Work required. The required result is every line of the records that includes "title".

[Opening Exercise input section]

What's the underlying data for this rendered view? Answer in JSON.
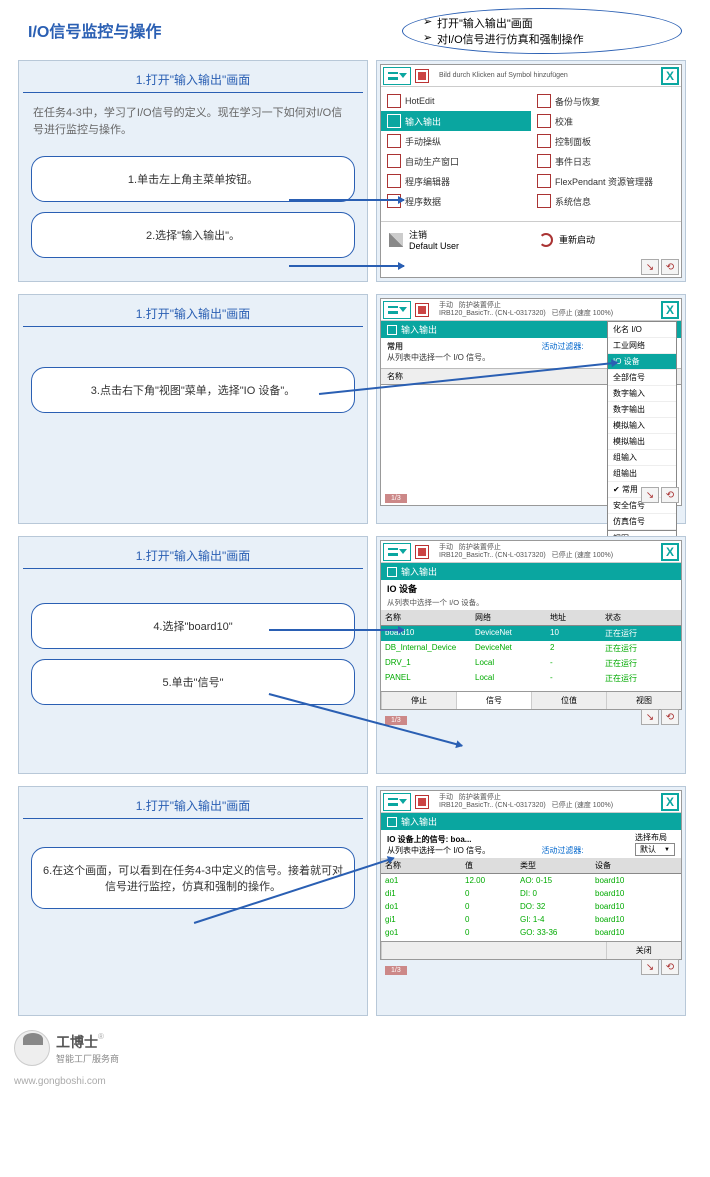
{
  "title": "I/O信号监控与操作",
  "intro": {
    "l1": "打开\"输入输出\"画面",
    "l2": "对I/O信号进行仿真和强制操作"
  },
  "panels": {
    "h": "1.打开\"输入输出\"画面"
  },
  "para1": "在任务4-3中，学习了I/O信号的定义。现在学习一下如何对I/O信号进行监控与操作。",
  "b1": "1.单击左上角主菜单按钮。",
  "b2": "2.选择\"输入输出\"。",
  "b3": "3.点击右下角\"视图\"菜单，选择\"IO 设备\"。",
  "b4": "4.选择\"board10\"",
  "b5": "5.单击\"信号\"",
  "b6": "6.在这个画面，可以看到在任务4-3中定义的信号。接着就可对信号进行监控，仿真和强制的操作。",
  "top_bar": "Bild durch Klicken auf Symbol hinzufügen",
  "status_line1": "手动",
  "status_line2": "IRB120_BasicTr.. (CN-L-0317320)",
  "status_line3": "防护装置停止",
  "status_line4": "已停止 (速度 100%)",
  "menu": {
    "hotedit": "HotEdit",
    "io": "输入输出",
    "manual": "手动操纵",
    "auto": "自动生产窗口",
    "prgedit": "程序编辑器",
    "prgdata": "程序数据",
    "backup": "备份与恢复",
    "calib": "校准",
    "panel": "控制面板",
    "log": "事件日志",
    "flex": "FlexPendant 资源管理器",
    "sys": "系统信息",
    "logout_t": "注销",
    "logout_u": "Default User",
    "restart": "重新启动"
  },
  "crumb_io": "输入输出",
  "filter": {
    "usual": "常用",
    "hint": "从列表中选择一个 I/O 信号。",
    "active": "活动过滤器:",
    "sel": "选择布局",
    "def": "默认"
  },
  "col_name": "名称",
  "viewmenu": {
    "a": "化名 I/O",
    "b": "工业网络",
    "c": "IO 设备",
    "d": "全部信号",
    "e": "数字输入",
    "f": "数字输出",
    "g": "模拟输入",
    "h": "模拟输出",
    "i": "组输入",
    "j": "组输出",
    "k": "常用",
    "l": "安全信号",
    "m": "仿真信号",
    "z": "视图"
  },
  "dev": {
    "title": "IO 设备",
    "hint": "从列表中选择一个 I/O 设备。",
    "h1": "名称",
    "h2": "网络",
    "h3": "地址",
    "h4": "状态",
    "r1": {
      "a": "board10",
      "b": "DeviceNet",
      "c": "10",
      "d": "正在运行"
    },
    "r2": {
      "a": "DB_Internal_Device",
      "b": "DeviceNet",
      "c": "2",
      "d": "正在运行"
    },
    "r3": {
      "a": "DRV_1",
      "b": "Local",
      "c": "-",
      "d": "正在运行"
    },
    "r4": {
      "a": "PANEL",
      "b": "Local",
      "c": "-",
      "d": "正在运行"
    }
  },
  "tabs": {
    "stop": "停止",
    "sig": "信号",
    "bit": "位值",
    "view": "视图",
    "close": "关闭"
  },
  "sig": {
    "title": "IO 设备上的信号: boa...",
    "hint": "从列表中选择一个 I/O 信号。",
    "h1": "名称",
    "h2": "值",
    "h3": "类型",
    "h4": "设备",
    "r1": {
      "a": "ao1",
      "b": "12.00",
      "c": "AO: 0-15",
      "d": "board10"
    },
    "r2": {
      "a": "di1",
      "b": "0",
      "c": "DI: 0",
      "d": "board10"
    },
    "r3": {
      "a": "do1",
      "b": "0",
      "c": "DO: 32",
      "d": "board10"
    },
    "r4": {
      "a": "gi1",
      "b": "0",
      "c": "GI: 1-4",
      "d": "board10"
    },
    "r5": {
      "a": "go1",
      "b": "0",
      "c": "GO: 33-36",
      "d": "board10"
    }
  },
  "task": "1/3",
  "logo": {
    "name": "工博士",
    "sub": "智能工厂服务商",
    "url": "www.gongboshi.com"
  }
}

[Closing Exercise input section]

Response for this exercise.
  "title": "I/O信号监控与操作",
    "title": "IO 设备",
    "title": "IO 设备上的信号: boa...",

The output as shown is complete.